__DIRECTIONS__:
Scan the entries for the word "推迟完工" and return every line that has it.

BEGIN TASK MATERIAL

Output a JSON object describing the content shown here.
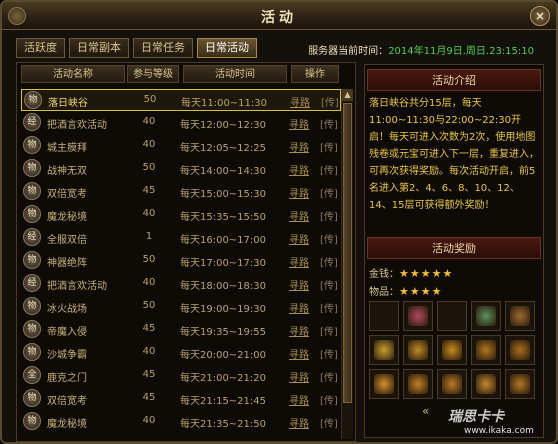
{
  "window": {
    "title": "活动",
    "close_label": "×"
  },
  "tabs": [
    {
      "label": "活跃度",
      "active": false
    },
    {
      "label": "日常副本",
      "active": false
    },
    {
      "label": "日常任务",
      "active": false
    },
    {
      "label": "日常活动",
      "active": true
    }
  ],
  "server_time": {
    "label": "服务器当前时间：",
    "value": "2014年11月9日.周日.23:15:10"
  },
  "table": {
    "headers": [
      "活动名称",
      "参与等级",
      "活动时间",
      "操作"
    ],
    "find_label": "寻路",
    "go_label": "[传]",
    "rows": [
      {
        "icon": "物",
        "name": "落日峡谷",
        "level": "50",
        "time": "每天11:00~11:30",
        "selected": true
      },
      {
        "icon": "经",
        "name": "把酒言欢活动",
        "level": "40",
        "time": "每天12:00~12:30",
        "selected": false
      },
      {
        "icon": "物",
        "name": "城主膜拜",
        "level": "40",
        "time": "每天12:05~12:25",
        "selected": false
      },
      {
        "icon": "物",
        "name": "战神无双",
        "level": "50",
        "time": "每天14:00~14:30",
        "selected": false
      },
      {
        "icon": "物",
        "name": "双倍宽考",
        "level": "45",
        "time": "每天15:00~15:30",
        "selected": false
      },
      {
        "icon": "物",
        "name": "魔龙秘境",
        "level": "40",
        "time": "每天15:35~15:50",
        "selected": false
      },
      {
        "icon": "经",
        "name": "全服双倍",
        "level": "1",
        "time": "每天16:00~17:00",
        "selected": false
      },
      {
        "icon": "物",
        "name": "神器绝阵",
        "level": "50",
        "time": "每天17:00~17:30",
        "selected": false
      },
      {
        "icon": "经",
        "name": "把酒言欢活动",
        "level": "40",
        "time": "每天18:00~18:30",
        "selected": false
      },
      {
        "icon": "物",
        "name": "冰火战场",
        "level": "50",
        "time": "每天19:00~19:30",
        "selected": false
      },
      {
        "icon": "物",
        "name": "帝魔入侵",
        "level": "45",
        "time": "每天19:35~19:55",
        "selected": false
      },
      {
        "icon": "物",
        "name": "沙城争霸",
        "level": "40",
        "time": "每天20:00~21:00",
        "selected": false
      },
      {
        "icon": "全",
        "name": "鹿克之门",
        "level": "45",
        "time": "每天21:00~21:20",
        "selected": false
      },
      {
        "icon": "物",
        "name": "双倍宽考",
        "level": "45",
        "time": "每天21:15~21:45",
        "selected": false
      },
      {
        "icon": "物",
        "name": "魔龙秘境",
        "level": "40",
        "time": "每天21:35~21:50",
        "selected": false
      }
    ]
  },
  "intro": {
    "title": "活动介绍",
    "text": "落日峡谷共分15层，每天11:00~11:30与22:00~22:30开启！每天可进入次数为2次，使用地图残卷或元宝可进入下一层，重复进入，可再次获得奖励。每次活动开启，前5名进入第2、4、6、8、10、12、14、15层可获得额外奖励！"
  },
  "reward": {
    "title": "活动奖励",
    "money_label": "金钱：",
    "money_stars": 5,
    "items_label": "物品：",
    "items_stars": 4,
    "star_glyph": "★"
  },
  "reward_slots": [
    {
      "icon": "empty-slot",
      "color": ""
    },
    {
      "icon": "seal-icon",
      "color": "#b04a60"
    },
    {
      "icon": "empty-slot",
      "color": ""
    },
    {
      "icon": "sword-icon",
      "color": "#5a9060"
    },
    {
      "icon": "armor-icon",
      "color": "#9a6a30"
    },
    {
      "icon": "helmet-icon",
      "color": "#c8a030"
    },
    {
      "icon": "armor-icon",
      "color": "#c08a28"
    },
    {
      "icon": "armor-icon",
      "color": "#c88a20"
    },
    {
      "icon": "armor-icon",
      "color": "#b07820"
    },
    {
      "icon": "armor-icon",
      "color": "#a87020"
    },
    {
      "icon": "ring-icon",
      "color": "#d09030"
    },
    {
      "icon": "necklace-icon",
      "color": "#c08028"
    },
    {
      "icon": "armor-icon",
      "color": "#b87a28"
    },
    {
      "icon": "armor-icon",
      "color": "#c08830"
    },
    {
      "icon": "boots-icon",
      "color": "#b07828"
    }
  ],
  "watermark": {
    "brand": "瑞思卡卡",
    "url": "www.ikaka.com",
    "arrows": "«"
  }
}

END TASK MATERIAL
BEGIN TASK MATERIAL

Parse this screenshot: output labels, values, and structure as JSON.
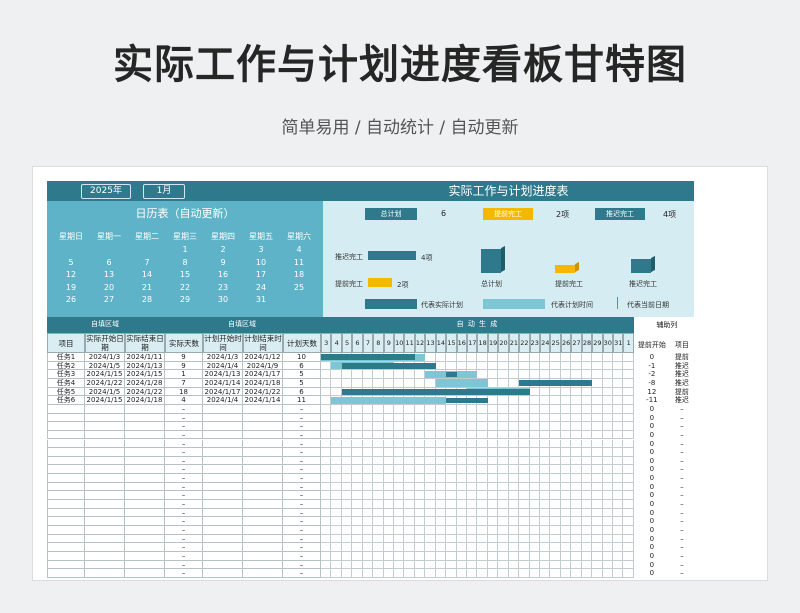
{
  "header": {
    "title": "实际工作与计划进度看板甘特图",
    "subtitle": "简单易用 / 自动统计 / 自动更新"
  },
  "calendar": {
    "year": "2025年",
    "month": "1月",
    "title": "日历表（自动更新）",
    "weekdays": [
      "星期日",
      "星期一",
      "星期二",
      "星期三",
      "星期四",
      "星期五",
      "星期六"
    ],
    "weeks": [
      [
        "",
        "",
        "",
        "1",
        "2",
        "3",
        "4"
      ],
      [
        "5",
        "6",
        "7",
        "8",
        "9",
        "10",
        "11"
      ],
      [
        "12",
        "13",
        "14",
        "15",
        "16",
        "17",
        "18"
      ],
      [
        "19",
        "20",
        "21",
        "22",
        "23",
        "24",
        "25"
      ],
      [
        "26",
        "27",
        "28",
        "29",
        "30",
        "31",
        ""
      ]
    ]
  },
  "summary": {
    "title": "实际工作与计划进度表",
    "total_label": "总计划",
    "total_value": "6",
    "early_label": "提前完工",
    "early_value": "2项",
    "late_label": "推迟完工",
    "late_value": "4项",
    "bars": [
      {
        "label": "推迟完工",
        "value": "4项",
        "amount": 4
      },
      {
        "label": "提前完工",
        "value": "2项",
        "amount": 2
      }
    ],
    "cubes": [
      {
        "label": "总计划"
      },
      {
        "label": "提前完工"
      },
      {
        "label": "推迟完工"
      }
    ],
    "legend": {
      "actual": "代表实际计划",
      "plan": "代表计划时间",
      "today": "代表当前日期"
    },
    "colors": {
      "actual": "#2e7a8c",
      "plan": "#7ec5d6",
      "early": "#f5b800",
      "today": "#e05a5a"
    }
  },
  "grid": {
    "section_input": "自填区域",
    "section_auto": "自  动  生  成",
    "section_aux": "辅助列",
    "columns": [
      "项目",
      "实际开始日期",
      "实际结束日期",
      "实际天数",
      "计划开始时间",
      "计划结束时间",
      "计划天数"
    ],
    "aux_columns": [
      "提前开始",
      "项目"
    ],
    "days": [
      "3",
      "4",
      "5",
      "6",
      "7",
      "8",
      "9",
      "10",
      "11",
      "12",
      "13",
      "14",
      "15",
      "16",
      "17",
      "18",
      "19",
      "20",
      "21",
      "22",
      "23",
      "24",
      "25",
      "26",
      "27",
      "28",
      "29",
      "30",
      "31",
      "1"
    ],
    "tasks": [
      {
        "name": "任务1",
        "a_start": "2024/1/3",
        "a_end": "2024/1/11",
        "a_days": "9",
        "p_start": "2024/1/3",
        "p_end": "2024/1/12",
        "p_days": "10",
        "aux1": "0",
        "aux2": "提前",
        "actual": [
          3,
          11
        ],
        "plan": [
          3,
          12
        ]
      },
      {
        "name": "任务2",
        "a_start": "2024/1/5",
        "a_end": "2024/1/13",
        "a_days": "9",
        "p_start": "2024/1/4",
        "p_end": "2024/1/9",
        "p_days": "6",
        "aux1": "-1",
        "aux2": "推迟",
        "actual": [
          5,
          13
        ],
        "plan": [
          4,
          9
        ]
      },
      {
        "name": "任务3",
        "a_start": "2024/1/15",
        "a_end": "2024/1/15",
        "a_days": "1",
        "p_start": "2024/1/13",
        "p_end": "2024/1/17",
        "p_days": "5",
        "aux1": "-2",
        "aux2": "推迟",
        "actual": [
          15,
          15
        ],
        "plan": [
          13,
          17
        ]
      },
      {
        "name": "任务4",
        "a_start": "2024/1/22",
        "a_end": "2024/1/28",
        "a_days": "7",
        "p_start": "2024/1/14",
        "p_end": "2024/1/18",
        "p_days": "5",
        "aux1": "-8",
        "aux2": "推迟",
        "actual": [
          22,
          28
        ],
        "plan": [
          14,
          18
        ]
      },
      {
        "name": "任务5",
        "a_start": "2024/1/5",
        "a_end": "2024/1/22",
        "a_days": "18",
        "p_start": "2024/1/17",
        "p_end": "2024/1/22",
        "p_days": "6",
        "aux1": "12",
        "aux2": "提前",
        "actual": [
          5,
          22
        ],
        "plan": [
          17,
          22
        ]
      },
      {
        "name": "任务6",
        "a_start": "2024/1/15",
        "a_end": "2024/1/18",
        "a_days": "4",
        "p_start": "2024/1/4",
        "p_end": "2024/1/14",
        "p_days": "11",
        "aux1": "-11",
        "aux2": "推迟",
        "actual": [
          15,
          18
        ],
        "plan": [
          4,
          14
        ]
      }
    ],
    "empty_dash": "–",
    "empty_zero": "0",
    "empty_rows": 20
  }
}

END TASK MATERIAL

__YOUR SOLUTION__:
    "late_label": "推迟完工",
        "label": "推迟完工",
        "label": "推迟完工"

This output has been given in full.